Viability of Cellulosic (second generation feed-stock) ethanol: Second generation feed-stocks are not a food crop; it is biomass that is considered waste. Some of the examples are corn stalk, grass, paper pulp, and waste vegetable oil. However, this next generation biofuels space faces significant investment, production, and technological challenges. Converting biomass into biofuels continues to be an intricate process and has a high operating cost. Thus, the biomass conversion process essentially needs to become more efficient and cost effective to increase the commercial appeal of second generation ethanol. However, experts remain optimistic with the encouraging development in research and development, government incentives, and investments in this space, and predict that five billion gallons of second generation ethanol could hit the market in the next five years.
Global crude oil prices: U.S. Ethanol producers are battling with the drop in revenues and profits with the tumbling crude oil prices. The recent dip in the crude oil prices pushed down ethanol prices to a historic low in U.S. Furthermore, ethanol producers are also facing a recent jump in the price of corn. These circumstances are forcing some ethanol makers to scale down production in 2015. However, analysts predict a steady ethanol demand and argue that this phase is temporary and ethanol industry will overcome this challenge as it did in 2008 with the historic high corn prices.
Blend Wall (E10): The “blend wall” is the maximum quantity of ethanol that can be blended into each gallon of motor fuel each year given legal or practical constraints. Current blend wall in the U.S is E10 that means only 10% of ethanol can be blended with gasoline. To increase the blend wall, oil companies and their downstream partners have to make significant investment in terminals and in the retail infrastructure which is needed to distribute higher level of blends above E10. U.S environmental protection agency (EPA) determined a cost of six cents per gallon of ethanol to modernize the existing infrastructure to handle higher blends up to E85. However, no significant investment towards modernizing the existing facilities in order to handle higher blends of ethanol took place.

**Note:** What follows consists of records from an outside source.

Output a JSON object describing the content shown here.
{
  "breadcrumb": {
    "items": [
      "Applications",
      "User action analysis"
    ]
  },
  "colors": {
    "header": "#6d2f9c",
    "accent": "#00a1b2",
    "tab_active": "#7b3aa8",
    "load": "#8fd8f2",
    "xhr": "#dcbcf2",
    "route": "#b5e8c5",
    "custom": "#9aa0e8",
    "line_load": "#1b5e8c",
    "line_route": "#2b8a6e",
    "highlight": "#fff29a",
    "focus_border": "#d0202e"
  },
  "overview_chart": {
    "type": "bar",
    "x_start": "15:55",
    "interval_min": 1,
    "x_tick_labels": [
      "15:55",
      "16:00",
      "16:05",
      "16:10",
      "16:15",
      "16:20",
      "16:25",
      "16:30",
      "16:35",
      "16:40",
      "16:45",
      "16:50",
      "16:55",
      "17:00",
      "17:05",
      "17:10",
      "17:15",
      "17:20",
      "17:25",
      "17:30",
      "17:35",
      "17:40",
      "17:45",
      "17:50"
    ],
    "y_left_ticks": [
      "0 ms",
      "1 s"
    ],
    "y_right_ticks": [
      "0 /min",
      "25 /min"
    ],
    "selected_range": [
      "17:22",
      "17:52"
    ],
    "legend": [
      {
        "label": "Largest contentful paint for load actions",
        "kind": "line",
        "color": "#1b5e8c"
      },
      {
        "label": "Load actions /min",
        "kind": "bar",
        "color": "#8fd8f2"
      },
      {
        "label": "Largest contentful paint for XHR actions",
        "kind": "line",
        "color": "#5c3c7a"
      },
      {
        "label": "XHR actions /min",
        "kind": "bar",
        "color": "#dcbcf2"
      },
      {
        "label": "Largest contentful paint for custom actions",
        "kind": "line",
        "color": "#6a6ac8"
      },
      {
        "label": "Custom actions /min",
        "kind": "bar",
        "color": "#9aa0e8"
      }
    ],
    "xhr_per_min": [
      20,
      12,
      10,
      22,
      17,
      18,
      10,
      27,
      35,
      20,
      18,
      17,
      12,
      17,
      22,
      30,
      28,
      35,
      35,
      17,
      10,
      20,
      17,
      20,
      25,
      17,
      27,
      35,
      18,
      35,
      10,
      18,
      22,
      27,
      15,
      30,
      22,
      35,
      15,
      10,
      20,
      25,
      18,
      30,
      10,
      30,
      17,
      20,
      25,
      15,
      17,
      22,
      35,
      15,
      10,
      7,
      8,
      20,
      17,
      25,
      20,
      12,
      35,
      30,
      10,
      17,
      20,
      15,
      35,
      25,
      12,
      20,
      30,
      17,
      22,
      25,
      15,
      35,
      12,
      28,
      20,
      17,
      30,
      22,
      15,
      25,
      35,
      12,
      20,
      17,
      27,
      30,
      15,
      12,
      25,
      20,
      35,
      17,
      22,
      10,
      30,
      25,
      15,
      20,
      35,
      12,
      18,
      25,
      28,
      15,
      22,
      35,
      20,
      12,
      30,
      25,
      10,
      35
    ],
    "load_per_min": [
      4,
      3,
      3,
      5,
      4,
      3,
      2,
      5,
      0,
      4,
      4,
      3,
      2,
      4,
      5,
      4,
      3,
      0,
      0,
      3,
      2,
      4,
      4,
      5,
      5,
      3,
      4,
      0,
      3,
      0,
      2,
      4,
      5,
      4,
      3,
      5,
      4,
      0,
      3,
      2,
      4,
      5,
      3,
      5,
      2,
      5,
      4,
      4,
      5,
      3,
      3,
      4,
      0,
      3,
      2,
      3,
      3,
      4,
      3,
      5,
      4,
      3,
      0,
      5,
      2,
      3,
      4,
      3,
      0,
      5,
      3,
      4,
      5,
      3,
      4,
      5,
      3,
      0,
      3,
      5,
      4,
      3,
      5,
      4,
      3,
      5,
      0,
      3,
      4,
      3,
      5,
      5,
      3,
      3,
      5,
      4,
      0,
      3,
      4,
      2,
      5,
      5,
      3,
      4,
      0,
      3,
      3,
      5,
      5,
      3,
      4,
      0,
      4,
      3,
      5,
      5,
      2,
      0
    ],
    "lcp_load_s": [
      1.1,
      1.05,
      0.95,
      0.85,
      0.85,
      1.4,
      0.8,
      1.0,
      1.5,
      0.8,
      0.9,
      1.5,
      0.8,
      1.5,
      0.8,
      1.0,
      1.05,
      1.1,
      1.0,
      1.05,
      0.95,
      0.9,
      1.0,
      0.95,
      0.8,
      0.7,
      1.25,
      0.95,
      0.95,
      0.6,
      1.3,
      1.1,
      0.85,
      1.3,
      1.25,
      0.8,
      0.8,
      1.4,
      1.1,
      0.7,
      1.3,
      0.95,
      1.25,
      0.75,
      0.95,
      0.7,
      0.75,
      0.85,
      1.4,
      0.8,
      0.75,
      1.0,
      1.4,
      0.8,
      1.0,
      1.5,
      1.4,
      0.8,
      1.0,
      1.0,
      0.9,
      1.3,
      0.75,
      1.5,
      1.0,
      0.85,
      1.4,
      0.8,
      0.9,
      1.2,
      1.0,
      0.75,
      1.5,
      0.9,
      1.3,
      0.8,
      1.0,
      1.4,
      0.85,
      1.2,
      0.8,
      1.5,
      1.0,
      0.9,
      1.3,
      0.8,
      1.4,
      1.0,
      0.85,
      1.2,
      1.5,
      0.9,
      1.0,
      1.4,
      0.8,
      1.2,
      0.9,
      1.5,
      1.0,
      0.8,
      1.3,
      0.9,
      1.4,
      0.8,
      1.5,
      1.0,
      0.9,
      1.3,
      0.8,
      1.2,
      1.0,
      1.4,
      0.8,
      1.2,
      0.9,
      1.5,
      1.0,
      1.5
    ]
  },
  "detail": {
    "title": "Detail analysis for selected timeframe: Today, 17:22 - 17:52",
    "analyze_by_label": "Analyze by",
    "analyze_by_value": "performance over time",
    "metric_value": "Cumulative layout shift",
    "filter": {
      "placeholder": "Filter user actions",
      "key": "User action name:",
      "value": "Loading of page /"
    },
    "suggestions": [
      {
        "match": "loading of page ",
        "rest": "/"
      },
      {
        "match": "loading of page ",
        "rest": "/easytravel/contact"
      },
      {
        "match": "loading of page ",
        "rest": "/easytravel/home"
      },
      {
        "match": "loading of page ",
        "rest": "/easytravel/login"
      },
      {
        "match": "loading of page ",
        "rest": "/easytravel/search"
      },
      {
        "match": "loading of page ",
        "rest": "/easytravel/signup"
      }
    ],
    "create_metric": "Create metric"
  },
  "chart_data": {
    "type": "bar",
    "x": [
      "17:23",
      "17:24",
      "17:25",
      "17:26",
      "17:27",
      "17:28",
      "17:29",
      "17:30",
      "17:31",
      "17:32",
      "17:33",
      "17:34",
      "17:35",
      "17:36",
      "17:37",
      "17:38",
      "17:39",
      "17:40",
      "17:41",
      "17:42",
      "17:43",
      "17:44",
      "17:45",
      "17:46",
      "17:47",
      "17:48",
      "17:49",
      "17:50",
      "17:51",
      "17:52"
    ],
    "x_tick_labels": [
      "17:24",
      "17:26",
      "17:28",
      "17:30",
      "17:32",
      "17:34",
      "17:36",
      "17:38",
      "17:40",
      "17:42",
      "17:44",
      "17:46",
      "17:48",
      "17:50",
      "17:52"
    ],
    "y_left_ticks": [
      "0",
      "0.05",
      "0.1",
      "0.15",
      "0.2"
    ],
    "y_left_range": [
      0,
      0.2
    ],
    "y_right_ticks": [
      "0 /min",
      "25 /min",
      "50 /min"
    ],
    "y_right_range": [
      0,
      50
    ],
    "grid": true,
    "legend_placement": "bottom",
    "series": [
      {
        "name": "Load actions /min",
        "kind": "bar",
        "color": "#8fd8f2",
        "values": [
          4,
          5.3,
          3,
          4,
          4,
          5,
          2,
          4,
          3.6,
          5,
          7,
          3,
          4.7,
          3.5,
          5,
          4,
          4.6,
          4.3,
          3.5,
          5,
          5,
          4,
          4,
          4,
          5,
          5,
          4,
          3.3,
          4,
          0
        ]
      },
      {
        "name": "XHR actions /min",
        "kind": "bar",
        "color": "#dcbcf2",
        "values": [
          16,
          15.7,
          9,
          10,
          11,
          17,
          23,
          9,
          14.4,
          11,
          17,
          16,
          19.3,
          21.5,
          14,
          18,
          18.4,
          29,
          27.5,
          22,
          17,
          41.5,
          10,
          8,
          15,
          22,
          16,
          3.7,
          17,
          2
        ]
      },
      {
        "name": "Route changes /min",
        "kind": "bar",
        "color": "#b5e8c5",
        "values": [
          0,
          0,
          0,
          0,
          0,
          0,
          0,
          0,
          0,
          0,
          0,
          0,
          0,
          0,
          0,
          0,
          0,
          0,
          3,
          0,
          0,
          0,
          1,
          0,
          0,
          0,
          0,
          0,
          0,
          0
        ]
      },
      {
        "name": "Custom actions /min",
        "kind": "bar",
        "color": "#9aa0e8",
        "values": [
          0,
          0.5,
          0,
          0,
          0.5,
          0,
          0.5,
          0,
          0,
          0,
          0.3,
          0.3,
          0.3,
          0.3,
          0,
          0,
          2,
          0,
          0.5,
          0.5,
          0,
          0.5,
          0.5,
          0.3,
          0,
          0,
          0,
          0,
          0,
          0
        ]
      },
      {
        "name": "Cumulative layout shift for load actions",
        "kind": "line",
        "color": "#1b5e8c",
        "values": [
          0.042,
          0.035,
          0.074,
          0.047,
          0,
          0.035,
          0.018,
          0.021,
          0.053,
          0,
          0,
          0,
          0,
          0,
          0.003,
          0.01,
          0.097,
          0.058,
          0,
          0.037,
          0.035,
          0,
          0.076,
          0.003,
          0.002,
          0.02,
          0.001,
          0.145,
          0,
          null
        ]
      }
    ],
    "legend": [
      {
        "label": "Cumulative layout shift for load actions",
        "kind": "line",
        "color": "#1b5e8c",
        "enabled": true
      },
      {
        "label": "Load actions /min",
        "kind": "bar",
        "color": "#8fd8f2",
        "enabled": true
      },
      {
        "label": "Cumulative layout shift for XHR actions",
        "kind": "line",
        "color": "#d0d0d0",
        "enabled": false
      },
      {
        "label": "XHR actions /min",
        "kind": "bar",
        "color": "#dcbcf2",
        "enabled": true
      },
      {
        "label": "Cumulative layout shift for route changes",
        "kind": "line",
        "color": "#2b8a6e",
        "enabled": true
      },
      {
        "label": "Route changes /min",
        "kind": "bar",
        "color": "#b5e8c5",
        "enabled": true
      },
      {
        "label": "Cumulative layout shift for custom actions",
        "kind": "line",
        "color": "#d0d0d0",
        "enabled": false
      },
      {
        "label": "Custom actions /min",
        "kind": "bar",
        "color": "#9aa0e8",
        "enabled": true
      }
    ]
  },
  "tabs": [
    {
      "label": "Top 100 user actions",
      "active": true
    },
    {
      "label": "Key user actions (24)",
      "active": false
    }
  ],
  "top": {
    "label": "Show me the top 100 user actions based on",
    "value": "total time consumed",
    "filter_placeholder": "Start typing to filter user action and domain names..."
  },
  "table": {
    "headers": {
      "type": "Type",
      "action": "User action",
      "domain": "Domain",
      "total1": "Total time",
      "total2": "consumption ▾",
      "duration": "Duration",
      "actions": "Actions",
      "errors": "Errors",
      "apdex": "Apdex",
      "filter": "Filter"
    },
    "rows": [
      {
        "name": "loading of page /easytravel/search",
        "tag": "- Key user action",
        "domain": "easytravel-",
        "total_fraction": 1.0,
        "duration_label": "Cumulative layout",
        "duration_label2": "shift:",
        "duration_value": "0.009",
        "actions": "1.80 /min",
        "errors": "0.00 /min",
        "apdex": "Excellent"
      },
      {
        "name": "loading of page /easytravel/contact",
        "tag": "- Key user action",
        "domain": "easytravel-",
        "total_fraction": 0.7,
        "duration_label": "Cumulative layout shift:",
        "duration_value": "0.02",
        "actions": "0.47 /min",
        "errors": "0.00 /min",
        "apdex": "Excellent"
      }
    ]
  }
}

Another barrier is the additional price customer needs to bear to run a flex-fuel car on higher ethanol blend. Although ethanol is cheaper by the gallon than regular gasoline, ethanol has about one-third less energy than an equal volume of gasoline. Thus, higher the ethanol blend with gasoline lower would be the mileage for a car. I look at this argument from the sustainability and clean energy perspective. I feel it is still worth to incur the additional cost for higher ethanol blend because ethanol is renewable, it can reduce dependence on foreign oil, and it burns cleaner than gasoline.
In sum, I believe this industry is interestingly poised. There are some setbacks such as higher corn prices, low crude oil prices, and blend wall. At the same time, several encouraging dimensions such as higher corn yields, highly efficient plants, growing market for by-products, and second generation fuel ethanol are facilitating this industry to thrive and grow.